Filter the entries for the word "this". Copy each line that has it.

Data records for software interfaces:
== Segment start ==
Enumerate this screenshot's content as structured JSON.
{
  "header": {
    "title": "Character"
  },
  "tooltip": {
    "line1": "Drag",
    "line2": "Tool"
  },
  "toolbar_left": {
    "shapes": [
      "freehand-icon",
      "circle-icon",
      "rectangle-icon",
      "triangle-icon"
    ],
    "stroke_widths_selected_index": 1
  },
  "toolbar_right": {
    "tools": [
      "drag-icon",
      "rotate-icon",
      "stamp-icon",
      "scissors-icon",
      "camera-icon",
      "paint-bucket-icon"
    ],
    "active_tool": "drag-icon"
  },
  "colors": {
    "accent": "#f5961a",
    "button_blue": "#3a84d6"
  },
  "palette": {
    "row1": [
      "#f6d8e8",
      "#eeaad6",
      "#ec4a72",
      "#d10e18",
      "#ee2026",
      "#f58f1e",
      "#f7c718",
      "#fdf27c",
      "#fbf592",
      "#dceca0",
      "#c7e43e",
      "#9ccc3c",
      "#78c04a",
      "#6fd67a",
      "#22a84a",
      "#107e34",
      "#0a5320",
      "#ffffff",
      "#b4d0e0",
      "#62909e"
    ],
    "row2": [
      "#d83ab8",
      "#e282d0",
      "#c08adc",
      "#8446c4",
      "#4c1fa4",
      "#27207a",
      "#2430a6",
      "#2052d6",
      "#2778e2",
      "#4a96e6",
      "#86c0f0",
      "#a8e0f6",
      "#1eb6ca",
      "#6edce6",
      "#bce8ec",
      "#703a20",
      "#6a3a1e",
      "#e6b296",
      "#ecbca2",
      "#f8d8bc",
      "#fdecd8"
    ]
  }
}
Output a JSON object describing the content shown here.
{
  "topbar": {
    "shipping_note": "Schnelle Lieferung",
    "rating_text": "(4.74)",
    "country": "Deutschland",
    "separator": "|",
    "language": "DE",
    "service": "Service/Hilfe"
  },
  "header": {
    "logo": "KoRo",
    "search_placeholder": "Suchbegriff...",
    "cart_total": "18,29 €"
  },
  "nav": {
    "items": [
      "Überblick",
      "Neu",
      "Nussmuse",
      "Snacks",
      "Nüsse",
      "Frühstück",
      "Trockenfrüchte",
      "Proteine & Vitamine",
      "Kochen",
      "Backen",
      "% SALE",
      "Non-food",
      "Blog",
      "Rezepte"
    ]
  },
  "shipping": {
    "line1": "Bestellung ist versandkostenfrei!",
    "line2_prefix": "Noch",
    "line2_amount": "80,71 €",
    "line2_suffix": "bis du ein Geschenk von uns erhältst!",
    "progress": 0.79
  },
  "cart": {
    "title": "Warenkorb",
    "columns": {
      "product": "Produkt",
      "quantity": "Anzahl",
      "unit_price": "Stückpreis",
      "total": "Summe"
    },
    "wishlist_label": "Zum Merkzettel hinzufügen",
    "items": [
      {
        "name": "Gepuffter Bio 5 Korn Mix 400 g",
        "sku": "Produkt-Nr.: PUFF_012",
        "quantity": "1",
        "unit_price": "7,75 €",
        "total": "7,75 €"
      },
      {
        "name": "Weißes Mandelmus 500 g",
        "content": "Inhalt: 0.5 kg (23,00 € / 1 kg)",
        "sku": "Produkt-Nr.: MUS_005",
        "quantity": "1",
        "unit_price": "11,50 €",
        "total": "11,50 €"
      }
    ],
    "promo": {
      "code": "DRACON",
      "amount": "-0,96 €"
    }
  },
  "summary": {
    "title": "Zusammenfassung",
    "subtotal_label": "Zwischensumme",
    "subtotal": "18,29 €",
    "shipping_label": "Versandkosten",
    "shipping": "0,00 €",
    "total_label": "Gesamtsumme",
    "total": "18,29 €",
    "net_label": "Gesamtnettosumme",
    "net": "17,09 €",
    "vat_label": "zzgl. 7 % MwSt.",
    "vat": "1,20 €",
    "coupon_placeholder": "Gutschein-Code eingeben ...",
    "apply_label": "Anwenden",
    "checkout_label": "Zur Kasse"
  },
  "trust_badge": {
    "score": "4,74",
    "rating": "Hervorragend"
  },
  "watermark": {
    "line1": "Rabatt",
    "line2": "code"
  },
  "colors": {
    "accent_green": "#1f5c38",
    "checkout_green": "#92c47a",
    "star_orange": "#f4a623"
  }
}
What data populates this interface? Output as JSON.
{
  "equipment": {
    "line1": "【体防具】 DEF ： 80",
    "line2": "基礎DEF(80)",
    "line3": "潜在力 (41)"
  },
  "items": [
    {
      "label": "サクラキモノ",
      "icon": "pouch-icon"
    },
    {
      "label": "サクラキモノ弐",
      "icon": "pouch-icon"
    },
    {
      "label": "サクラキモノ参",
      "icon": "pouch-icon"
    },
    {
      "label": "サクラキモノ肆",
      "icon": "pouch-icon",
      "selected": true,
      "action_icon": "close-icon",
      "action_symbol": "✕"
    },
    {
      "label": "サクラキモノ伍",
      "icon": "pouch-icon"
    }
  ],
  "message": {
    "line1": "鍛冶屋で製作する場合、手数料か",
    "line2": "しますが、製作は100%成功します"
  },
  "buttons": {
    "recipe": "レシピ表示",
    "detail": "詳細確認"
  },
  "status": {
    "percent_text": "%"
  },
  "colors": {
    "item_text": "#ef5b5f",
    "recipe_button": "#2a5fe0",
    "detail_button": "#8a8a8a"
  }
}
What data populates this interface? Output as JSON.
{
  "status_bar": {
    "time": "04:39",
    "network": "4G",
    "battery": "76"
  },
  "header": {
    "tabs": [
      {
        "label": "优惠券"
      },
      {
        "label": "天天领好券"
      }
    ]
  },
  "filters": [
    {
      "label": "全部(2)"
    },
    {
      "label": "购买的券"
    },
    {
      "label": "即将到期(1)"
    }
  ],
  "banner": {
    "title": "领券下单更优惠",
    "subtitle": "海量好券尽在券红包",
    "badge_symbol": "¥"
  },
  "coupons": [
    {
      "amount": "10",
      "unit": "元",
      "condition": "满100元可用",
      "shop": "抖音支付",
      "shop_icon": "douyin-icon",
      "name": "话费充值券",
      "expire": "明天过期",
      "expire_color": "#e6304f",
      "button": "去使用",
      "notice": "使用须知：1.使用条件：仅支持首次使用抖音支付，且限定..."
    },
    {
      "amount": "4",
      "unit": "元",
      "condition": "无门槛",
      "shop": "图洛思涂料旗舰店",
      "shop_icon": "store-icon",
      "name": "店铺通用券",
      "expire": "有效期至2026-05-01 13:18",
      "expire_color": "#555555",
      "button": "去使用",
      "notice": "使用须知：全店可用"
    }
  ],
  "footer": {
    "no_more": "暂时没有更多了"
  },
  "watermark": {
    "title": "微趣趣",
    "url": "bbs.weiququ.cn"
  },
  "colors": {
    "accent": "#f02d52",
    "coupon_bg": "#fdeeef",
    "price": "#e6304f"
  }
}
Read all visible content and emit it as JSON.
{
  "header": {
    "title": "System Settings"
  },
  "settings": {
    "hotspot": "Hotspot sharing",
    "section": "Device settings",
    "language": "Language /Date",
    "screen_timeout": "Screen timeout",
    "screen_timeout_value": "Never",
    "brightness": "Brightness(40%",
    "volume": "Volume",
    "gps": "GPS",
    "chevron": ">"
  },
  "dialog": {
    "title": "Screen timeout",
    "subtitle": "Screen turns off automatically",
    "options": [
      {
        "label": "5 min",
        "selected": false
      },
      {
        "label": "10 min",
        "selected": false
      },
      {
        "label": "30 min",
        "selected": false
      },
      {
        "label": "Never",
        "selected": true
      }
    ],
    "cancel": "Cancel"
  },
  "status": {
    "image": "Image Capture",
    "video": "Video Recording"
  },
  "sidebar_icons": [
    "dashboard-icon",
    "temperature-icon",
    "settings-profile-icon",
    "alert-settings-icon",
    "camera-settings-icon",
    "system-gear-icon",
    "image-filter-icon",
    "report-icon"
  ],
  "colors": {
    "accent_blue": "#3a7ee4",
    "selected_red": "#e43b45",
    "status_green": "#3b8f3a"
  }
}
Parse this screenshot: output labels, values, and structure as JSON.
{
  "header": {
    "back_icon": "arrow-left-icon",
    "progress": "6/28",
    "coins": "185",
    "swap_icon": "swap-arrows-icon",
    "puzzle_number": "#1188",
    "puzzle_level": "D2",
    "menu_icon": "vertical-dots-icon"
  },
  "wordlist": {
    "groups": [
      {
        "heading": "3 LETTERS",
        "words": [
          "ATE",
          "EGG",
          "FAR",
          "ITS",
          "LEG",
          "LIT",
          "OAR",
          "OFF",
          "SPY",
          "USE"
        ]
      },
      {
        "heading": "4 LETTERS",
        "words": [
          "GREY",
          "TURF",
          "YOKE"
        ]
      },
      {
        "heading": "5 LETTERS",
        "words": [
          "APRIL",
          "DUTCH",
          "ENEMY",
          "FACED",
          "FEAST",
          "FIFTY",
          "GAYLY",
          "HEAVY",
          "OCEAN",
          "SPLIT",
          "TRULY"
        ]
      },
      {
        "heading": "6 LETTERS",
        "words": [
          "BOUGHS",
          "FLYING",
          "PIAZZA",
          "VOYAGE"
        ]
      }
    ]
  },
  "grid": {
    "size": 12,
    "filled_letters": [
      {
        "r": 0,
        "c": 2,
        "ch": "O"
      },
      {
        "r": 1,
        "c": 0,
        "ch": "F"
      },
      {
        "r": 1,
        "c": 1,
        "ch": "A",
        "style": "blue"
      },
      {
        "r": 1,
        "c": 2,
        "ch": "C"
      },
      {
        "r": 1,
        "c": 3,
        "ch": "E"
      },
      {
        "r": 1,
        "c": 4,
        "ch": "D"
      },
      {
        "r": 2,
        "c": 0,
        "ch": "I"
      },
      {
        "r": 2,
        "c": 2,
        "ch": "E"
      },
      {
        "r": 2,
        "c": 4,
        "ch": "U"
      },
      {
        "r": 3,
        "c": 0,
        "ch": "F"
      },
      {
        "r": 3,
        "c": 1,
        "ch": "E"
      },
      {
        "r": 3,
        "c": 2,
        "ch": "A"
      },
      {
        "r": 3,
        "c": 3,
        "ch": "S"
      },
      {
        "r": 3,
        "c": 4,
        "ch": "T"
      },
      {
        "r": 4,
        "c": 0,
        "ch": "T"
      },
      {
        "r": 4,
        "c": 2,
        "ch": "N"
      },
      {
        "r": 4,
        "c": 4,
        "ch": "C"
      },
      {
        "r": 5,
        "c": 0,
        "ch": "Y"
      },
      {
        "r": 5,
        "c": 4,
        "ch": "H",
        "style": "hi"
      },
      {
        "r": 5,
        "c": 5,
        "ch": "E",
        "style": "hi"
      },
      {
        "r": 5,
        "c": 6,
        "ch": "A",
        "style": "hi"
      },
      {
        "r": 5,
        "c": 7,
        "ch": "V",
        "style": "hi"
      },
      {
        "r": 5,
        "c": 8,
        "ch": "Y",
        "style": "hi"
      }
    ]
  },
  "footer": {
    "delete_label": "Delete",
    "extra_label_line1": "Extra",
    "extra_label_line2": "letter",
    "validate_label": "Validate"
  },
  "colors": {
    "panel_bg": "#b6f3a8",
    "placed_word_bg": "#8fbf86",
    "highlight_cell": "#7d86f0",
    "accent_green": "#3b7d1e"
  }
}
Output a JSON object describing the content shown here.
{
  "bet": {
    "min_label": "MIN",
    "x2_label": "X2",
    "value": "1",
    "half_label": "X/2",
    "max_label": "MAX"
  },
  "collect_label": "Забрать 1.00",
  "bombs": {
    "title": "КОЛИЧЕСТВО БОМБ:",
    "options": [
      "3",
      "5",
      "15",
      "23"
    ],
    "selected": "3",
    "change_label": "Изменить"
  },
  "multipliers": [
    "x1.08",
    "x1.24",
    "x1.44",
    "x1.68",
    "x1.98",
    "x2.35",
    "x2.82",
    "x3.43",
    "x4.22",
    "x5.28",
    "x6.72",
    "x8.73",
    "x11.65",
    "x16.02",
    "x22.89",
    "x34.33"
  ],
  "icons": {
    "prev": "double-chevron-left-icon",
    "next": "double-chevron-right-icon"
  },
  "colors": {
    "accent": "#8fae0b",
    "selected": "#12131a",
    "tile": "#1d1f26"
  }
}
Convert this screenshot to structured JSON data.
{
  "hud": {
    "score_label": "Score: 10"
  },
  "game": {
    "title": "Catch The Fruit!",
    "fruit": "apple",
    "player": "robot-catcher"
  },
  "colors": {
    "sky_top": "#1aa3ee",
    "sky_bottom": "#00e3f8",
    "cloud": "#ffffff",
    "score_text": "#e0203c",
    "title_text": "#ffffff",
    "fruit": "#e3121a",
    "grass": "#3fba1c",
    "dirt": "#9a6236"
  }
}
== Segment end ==
#### Response area
Enumerate this screenshot's content as structured JSON.
What data populates this interface? Output as JSON.
What data populates this interface? Output as JSON.
Parse this screenshot: output labels, values, and structure as JSON.
Convert this screenshot to structured JSON data.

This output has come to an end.